And as me and also Dirty Dog already posted: The name 'Chang Hon' was used to name a set of forms, just as other forms were grouped under the names Sho-Rin and Sho-Rei.
Later people started using the term Chang Hon Taekwon-Do to refer to the Taekwondo which was taught prior to the formation of the ITF. However, the only places where that style of Taekwon-Do is really popular and going strong, are probably the US and Germany, as these are countries where Taekwon-Do was taught before the ITF was established.
Not sure why you ask me. I'd guess he'd say Taekwon-Do, but it's best if you ask him directly. He'll also probably will let you know with which association he's affiliated and which sparring gear he recommends to his students, if you're interested.
In case you wanna know how I call the style that I train: I call it Taekwondo. When talking to someone who's having a different Taekwondo or Taekwon-Do background, or if someone's interested in more details, then I may refer to Kukkiwon Taekwondo.
I'm pretty sure that Choi Hong Hi never called his style ITF Taekwon-Do, as all other styles of Taekwon-Do and Taekwondo were imitations to him.
Did you ever 'xerox' a sheet of paper on a Canon or Kyocera xerox machine?
Congrats on being Top Poster Of Month!
As you can see above: It is possible to reply to several posts in one reply.
General Chois view is not generally accepted. If you were to name the style he created it would have to be Chang Hon, since the system predates the launch of the federation that you claim is the name of the style. And since plenty of organisations train the same curriculum without being part of the ITF.
You were the one claiming the style is called ITF.
Just do a Google search for him. It will open your eyes. Not convinced about your mind yet.
That was a rhetorical question.
Do you really not hear how circular your statement is?
So what about calling it Choi Hong Hi Taekwon-Do? Or Taekwon-Do Oh Do Kwan? Oh wait, the Oh Do Kwan still exists and their Taekwondo is way different from Choi Hong Hi's Taekwon-Do.
Since you're saying "the style he created": What would you say if I'd throw in that he didn't create a style?
And what about the evolution of Choi Hong Hi's Taekwon-Do?
How do you want to differentiate between the pre-ITF, pre-Sine-Wave and current ITF Taekwon-Do?
Btw, I never claimed that the pre-ITF style of Taekwon-Do is called ITF Taekwon-Do.
Yes, when it comes to the Taekwon-Do in the ITFs that's right and I will continue to do so. And when it comes to Olympic sparring I'll call it WT-Taekwondo. Or maybe I'll just call it World Taekwondo...
When it comes to Choi Hong Hi's pre-ITF Taeskwon-Do I'll continue to call it Chang Hon Taekwon-Do. Or may call it "so called 'Traditional' Taekwon-Do". ITF Taekwon-Do I'll differentiate into pre-Sine Wave and current ITF Taekwon-Do.
The parties involved tend to take the route to either label their school traditional TaeKwonDo or simply the name of their independent organization, for example TAGB TaeKwonDo.
Aside from pre sine wave, they don't have the Juche pattern which came later, and the blocks are slightly different.
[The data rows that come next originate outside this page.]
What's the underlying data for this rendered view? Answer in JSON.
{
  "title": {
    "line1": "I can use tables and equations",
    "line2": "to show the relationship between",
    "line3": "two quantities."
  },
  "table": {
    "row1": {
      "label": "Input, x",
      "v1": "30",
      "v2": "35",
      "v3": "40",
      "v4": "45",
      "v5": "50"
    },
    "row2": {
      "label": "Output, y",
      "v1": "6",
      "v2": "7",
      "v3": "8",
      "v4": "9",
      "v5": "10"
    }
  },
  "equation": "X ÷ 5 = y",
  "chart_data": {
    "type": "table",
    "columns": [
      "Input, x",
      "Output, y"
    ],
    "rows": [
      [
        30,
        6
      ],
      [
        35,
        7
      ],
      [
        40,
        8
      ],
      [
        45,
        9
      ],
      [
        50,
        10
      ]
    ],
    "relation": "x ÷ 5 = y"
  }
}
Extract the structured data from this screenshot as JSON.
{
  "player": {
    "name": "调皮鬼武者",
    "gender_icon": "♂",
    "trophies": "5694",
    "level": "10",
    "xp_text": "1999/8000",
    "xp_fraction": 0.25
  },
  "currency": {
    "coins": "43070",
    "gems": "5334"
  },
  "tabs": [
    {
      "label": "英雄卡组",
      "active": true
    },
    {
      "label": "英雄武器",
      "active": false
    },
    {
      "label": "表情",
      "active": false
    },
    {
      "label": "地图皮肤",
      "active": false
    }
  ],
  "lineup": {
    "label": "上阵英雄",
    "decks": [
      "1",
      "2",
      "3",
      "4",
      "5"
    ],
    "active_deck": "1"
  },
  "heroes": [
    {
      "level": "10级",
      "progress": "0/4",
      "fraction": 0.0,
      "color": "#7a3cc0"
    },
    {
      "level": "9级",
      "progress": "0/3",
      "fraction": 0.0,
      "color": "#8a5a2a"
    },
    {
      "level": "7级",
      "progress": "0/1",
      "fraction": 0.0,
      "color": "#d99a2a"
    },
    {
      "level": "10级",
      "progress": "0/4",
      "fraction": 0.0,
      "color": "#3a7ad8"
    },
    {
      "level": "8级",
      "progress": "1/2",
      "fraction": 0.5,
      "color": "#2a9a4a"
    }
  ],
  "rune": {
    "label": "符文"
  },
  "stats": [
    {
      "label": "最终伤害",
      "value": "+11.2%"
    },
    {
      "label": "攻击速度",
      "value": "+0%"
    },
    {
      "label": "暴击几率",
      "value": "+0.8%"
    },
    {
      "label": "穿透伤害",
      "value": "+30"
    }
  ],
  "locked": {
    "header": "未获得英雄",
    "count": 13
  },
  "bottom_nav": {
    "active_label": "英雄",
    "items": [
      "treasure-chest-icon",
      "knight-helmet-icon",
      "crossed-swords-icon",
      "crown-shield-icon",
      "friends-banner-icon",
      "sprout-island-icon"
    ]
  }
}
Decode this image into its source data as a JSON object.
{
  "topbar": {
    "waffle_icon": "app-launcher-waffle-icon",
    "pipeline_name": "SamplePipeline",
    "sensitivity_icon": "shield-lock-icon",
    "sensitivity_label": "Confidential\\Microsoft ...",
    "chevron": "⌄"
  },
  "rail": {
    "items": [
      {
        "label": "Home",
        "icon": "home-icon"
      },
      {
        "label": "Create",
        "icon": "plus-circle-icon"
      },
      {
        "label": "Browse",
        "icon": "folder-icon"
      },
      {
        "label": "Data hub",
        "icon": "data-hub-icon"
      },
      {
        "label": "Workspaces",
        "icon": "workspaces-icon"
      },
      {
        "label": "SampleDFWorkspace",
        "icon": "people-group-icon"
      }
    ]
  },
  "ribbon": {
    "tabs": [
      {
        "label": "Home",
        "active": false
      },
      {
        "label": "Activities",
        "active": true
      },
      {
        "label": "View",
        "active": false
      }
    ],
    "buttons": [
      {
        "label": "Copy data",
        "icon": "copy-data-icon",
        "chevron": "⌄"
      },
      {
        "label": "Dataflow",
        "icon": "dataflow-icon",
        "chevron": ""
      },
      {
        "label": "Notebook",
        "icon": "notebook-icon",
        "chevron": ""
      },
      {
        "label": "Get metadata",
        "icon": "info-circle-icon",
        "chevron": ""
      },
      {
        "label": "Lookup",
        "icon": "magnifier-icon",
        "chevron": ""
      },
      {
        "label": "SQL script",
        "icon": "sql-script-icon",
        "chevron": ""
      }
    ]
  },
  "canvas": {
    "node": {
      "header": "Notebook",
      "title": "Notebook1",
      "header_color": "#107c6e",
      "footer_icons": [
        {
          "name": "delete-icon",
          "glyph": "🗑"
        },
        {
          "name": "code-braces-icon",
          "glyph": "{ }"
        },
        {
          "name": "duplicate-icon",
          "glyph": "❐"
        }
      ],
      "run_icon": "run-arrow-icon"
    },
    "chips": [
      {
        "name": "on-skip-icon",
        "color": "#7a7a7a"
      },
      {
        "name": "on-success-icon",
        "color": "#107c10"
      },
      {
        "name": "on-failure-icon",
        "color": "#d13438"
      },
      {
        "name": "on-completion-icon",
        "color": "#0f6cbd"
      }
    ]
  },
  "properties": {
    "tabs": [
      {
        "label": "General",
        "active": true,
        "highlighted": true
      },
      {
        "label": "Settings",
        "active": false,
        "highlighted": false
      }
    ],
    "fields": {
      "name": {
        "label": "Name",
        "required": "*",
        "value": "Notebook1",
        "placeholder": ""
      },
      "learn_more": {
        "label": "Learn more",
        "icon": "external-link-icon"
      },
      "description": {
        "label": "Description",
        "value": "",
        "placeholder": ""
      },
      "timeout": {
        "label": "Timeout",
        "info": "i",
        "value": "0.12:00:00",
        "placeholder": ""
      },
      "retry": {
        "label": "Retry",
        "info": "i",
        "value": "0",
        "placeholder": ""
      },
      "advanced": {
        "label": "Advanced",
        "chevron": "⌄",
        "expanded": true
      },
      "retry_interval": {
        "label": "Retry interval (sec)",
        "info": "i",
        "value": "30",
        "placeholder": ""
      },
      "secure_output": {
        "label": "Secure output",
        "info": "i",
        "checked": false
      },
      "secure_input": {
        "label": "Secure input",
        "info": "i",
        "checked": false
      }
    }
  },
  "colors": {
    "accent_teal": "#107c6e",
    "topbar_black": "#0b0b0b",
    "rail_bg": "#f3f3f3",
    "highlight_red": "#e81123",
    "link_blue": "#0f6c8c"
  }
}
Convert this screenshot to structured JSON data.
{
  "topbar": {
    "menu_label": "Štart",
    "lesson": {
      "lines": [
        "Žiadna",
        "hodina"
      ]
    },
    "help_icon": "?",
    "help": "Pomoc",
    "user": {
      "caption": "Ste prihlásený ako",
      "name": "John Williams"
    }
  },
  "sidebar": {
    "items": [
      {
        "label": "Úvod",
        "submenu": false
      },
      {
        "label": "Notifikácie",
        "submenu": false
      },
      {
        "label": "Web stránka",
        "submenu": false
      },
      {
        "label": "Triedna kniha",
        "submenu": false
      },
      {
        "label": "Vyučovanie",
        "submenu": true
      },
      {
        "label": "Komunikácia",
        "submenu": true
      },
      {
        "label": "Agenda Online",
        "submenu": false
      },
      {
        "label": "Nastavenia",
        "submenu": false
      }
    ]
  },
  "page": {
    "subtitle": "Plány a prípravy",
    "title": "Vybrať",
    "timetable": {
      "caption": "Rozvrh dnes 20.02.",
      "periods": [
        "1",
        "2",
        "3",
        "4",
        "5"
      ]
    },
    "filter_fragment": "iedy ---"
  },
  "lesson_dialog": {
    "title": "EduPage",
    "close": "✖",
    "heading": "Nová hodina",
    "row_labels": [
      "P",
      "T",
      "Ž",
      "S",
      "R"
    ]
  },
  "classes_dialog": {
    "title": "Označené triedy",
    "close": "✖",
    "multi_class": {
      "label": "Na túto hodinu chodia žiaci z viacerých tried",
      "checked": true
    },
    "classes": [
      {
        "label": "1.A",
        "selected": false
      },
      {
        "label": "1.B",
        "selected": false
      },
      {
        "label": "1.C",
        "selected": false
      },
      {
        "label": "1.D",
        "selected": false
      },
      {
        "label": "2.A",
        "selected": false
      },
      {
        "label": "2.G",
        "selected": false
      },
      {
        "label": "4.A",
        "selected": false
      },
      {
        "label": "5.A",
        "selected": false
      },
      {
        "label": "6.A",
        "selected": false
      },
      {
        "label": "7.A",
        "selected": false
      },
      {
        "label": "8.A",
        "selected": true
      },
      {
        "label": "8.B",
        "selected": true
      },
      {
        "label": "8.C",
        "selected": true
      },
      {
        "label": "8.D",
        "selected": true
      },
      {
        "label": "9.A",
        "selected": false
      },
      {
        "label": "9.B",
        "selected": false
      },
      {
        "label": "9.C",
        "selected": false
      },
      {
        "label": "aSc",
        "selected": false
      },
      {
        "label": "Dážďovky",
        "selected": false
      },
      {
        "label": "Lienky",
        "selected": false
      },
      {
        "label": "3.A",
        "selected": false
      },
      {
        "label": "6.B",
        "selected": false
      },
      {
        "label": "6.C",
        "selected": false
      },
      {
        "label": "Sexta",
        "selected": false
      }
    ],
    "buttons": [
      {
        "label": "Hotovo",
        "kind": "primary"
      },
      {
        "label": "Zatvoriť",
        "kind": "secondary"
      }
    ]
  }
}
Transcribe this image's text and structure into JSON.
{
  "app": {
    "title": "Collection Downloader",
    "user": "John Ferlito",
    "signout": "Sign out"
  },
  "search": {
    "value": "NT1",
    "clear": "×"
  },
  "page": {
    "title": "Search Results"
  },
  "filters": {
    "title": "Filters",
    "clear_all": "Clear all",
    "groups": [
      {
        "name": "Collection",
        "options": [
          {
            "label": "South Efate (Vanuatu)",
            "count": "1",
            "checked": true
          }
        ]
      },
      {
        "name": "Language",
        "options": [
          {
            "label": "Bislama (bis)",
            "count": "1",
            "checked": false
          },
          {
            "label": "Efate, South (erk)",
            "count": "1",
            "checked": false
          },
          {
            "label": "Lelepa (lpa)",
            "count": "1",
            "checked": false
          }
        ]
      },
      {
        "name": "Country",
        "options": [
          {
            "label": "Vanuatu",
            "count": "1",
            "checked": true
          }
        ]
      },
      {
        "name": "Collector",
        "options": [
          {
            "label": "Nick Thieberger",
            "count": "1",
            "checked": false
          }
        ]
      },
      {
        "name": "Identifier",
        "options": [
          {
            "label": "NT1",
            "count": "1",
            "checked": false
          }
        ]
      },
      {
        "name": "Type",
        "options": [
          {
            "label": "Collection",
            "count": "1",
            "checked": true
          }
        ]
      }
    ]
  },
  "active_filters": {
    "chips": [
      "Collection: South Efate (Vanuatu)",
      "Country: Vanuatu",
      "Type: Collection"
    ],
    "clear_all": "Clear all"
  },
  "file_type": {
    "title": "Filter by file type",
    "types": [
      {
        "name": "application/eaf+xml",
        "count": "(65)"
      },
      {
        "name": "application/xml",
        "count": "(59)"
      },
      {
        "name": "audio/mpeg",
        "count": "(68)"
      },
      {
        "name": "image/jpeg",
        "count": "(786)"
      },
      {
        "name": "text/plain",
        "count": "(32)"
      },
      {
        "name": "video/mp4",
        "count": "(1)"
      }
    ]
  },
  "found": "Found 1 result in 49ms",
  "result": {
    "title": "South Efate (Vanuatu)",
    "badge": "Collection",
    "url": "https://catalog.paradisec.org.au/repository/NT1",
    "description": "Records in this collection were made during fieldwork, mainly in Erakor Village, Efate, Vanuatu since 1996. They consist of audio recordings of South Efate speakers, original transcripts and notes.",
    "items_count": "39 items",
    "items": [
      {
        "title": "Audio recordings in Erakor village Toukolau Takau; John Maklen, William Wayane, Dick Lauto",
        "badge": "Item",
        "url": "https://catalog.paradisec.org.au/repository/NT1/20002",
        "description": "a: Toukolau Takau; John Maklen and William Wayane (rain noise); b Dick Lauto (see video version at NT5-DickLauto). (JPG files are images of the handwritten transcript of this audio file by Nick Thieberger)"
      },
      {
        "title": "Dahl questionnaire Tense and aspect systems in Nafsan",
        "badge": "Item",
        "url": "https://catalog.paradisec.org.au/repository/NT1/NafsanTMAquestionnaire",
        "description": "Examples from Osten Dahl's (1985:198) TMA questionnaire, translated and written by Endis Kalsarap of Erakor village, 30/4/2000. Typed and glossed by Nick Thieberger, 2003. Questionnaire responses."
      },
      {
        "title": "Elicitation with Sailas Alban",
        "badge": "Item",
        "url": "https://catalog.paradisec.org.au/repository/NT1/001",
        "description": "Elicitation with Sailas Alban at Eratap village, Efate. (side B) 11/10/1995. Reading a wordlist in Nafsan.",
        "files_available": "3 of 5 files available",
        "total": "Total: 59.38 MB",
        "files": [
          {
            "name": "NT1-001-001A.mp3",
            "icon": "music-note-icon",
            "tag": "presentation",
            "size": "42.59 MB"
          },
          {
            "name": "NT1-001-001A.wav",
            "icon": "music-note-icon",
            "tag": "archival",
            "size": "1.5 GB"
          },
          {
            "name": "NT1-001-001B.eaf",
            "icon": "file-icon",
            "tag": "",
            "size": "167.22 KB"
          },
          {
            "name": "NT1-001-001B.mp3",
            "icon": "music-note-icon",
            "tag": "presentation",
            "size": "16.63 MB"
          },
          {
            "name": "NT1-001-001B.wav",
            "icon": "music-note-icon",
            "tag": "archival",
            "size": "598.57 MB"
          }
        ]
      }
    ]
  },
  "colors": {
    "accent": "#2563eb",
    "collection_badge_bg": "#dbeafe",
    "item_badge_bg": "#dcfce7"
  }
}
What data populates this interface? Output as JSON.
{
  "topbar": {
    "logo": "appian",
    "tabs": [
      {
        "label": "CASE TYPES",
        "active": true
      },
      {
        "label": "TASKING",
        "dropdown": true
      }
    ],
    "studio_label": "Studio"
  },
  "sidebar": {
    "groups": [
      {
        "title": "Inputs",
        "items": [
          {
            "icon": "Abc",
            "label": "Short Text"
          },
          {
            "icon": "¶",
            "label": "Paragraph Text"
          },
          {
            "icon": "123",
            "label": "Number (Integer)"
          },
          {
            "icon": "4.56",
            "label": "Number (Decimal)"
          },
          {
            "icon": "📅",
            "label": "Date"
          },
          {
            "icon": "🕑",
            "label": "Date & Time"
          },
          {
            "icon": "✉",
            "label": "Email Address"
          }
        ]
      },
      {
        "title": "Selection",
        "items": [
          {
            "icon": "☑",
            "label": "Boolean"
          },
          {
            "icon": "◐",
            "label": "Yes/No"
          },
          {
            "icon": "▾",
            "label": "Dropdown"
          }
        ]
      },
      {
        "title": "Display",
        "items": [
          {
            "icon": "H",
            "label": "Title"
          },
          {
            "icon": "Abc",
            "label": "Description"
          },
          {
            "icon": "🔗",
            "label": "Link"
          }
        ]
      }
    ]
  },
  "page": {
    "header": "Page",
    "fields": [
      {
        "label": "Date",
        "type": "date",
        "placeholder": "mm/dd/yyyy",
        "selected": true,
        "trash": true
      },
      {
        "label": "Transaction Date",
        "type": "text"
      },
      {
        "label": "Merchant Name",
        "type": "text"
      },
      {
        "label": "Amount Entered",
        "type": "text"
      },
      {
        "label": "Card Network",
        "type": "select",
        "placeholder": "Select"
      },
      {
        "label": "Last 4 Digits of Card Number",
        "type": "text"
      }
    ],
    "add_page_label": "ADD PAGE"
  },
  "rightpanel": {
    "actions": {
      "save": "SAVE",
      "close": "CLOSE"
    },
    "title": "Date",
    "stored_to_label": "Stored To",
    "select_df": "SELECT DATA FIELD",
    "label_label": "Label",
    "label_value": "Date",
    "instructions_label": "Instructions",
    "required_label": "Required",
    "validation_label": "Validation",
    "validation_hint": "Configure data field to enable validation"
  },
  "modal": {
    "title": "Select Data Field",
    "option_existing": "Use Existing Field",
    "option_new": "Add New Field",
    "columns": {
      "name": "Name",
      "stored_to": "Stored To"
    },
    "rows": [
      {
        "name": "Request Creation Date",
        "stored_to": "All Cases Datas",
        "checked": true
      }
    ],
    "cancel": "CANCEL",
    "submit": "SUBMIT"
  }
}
The first block in Chon Ji tends to be straight in the non sine wave schools, and bent in the ITF affiliated ones. Not a huge difference but there are small things here and there that differ.
I do not adhere to those who consider the Kukkiwon a separate art. There is one TaeKwonDo. The technical differences between the KKW and ITF/Chang Hon are much smaller than you think. Had we sparred the same competitions, there would be next to no difference between how the competitors fight.123
Separate names with a comma.